IRB – Immigration and Refugee Board of Canada (Autor)
According to a researcher at the York
Centre for Refugee Studies in Toronto, it is unlikely that women
would be drafted in the Sudan People's Defense Forces (SPDF)
especially since the government is controlled by fundamentalist
Muslims (4 Jan. 1992). The researcher added that there is an
organization in the Sudan Secret Services called Muslim Sisters
(Ibid.). The duties of this organization of devoted muslim
women is to provide the Sudan Secret Services with information on a
variety of events and subjects like the obligation for women to
wear the tchador (Ibid.). The researcher further reported
that Christian soldiers are under tight surveillance by their
According to a professor at the University
of New Hampshire and who is well-versed on Sudanese affairs, women
are not allowed into the Sudanese regular army (4 Jan. 1992). The
professor reported that there is a new Islamic paramilitary
organization called the People's Popular Militia (Ibid.).
This organization is used as a vehicle for ideological and military
training by the National Islamic Front which now controls the
central government (Ibid.). Although the professor is unable
to say whether women are forced to enter this militia, he stated
that women participate in it (Ibid.). The duties of women in
the People's Popular Militia are similar to men's (i.e., military
and ideological training in order to defend the National Islamic
Front) (Ibid.). The professor added that this militia was
also created to counter-balance the regular army (Ibid.).
When women members of the People's Popular Militia are pregnant,
the professor speculated, they probably suspend their training
until after the birth of their babies (Ibid.). Legally there
is no difference between Christian and Muslim soldiers in the
regular army (Ibid.). In practice there are few high
commanding Christian officers today (Ibid.). Since the coup
against Nemeiry in 1985, the number of Christian officers in the
army has decreased significantly, and a number of them are now with
the Sudan People's Liberation Army (SPLA) in the south
(Ibid.). Christian soldiers who remain in the army are
subjected to tighter surveillance than Muslim soldiers
For further information on the
above-mentioned subject please find the attached documents.
University of New Hampshire, Durham. 4
January 1992. Telephone Interview with Professor.
York Centre for Refugee Studies,
Toronto. 4 January 1992. Telephone Interview with Researcher.
BBC Summary of World Broadcasts. 5 March
1992. "Unit of Volunteers Reportedly Heading South to Fight SPLA."
_____. 28 September 1992. Egyptian

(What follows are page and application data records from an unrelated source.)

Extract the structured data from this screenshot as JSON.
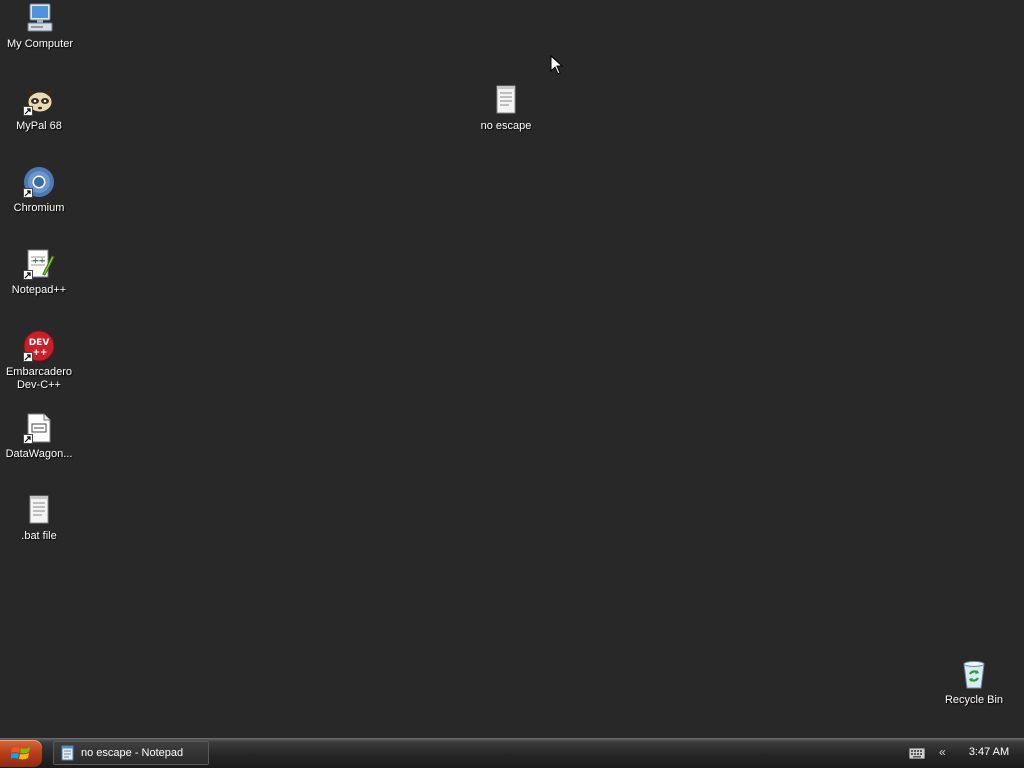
{
  "desktop": {
    "icons": {
      "my_computer": {
        "label": "My Computer"
      },
      "mypal": {
        "label": "MyPal 68"
      },
      "chromium": {
        "label": "Chromium"
      },
      "notepadpp": {
        "label": "Notepad++"
      },
      "devcpp": {
        "label": "Embarcadero\nDev-C++"
      },
      "datawagon": {
        "label": "DataWagon..."
      },
      "bat_file": {
        "label": ".bat file"
      },
      "no_escape": {
        "label": "no escape"
      },
      "recycle_bin": {
        "label": "Recycle Bin"
      }
    }
  },
  "taskbar": {
    "tasks": [
      {
        "label": "no escape - Notepad",
        "icon": "notepad-icon"
      }
    ],
    "tray": {
      "expand_label": "«",
      "clock": "3:47 AM"
    }
  },
  "colors": {
    "desktop_background": "#282828",
    "start_button": "#b8401c"
  }
}
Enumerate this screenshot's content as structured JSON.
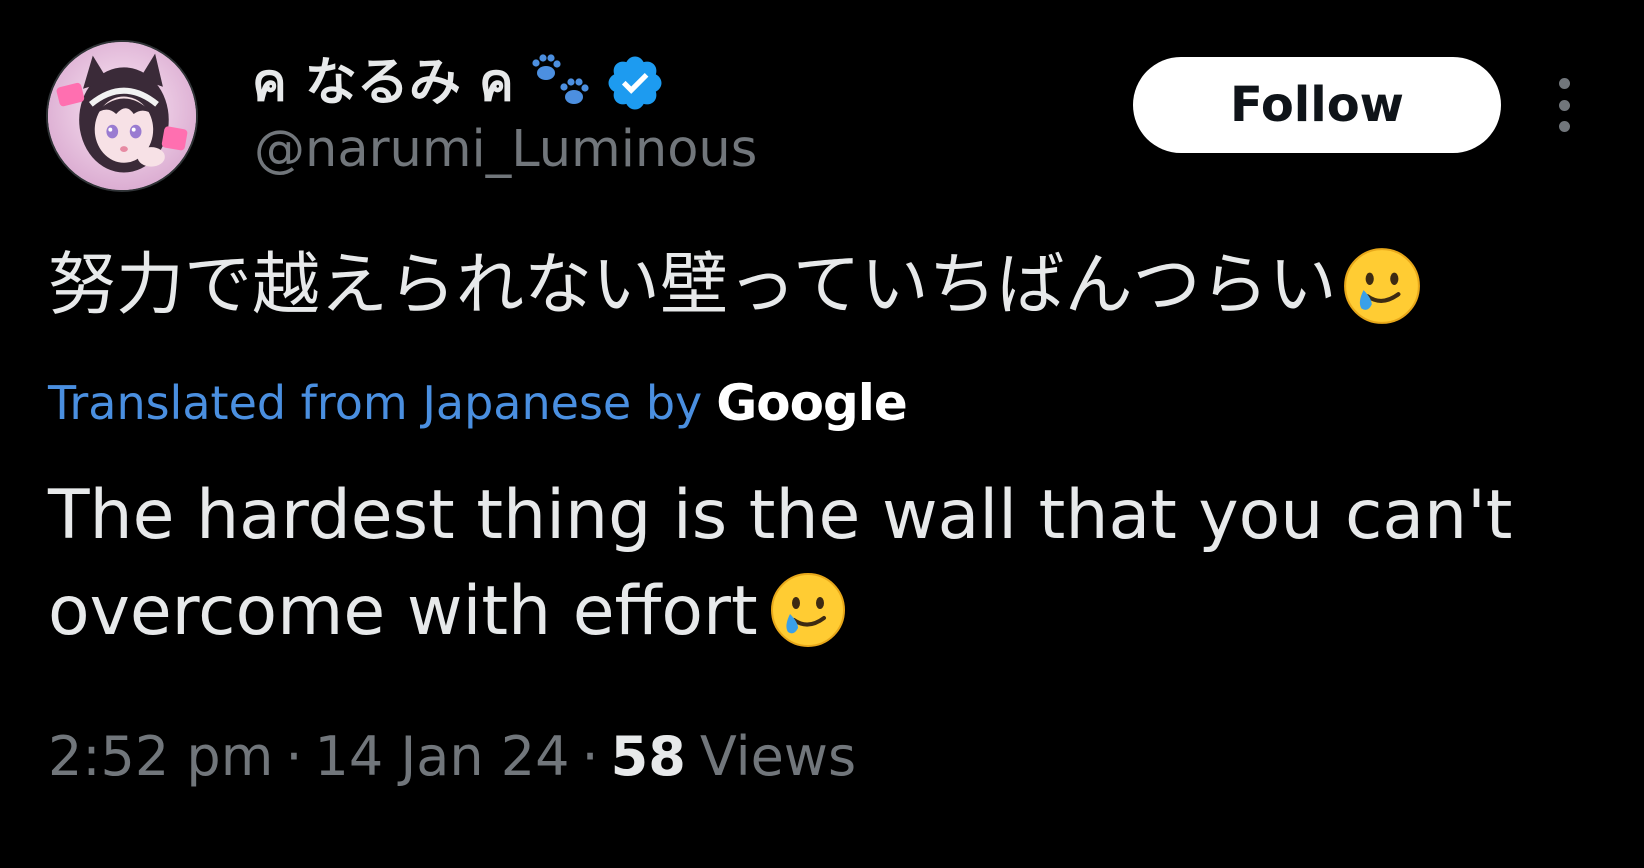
{
  "author": {
    "display_name": "ค なるみ ค",
    "handle": "@narumi_Luminous",
    "verified": true
  },
  "actions": {
    "follow_label": "Follow"
  },
  "tweet": {
    "original_text": "努力で越えられない壁っていちばんつらい",
    "translation_label": "Translated from Japanese by",
    "translation_provider": "Google",
    "translated_text": "The hardest thing is the wall that you can't overcome with effort",
    "emoji": "smiling-face-with-tear-icon"
  },
  "meta": {
    "time": "2:52 pm",
    "date": "14 Jan 24",
    "separator": "·",
    "views_count": "58",
    "views_label": "Views"
  },
  "colors": {
    "background": "#000000",
    "text_primary": "#e7e9ea",
    "text_secondary": "#71767b",
    "link": "#4a8fe0",
    "verified": "#1d9bf0",
    "follow_bg": "#ffffff"
  }
}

Agency Reports Opposition Comments on Dismissal of Army Officers."
_____. 26 October 1991. "Sudan SPLA
Radio Says Army Purge Continues." (NEXIS)
The Independent. 12 March 1992.

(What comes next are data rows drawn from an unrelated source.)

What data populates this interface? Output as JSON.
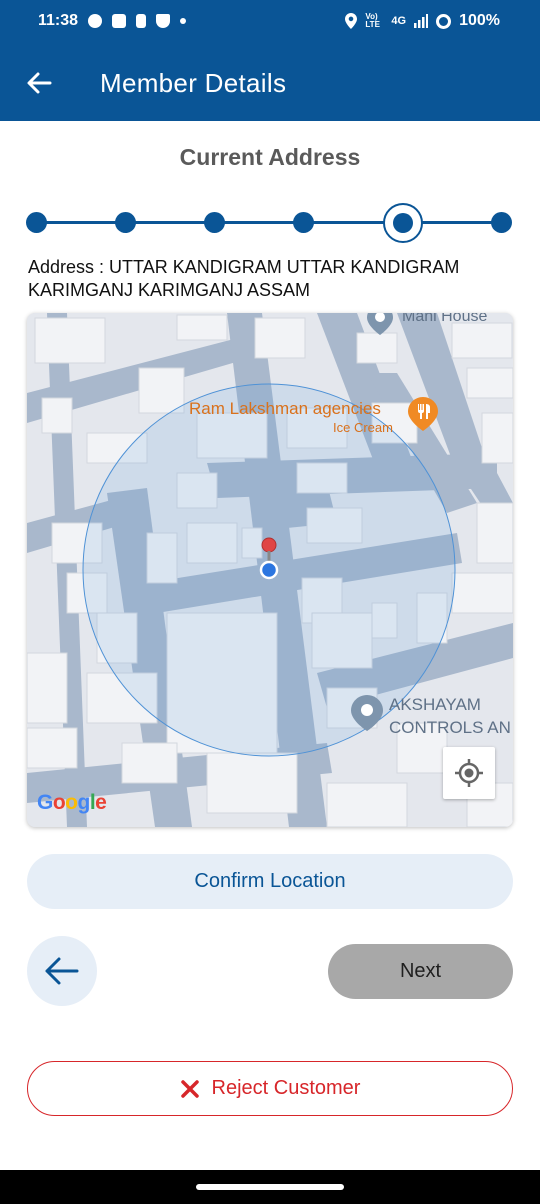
{
  "status_bar": {
    "time": "11:38",
    "network_label": "Vo) LTE",
    "network_type": "4G",
    "battery": "100%"
  },
  "app_bar": {
    "title": "Member Details",
    "back_icon": "arrow-left-icon"
  },
  "section_title": "Current Address",
  "stepper": {
    "total_steps": 6,
    "active_step": 5
  },
  "address_text": "Address : UTTAR KANDIGRAM UTTAR KANDIGRAM KARIMGANJ KARIMGANJ ASSAM",
  "map": {
    "poi_top": "Mani House",
    "poi_restaurant_name": "Ram Lakshman agencies",
    "poi_restaurant_category": "Ice Cream",
    "poi_business_line1": "AKSHAYAM",
    "poi_business_line2": "CONTROLS AN",
    "attribution": "Google",
    "locate_icon": "my-location-icon"
  },
  "buttons": {
    "confirm": "Confirm Location",
    "next": "Next",
    "reject": "Reject Customer",
    "prev_icon": "arrow-left-icon",
    "reject_icon": "close-x-icon"
  },
  "colors": {
    "primary": "#0a5596",
    "reject": "#d7262a",
    "confirm_bg": "#e6eef7",
    "next_bg": "#a8a8a8"
  }
}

Richard Dowden. "Sudan Steps Up War on Rebels with Iran's Help."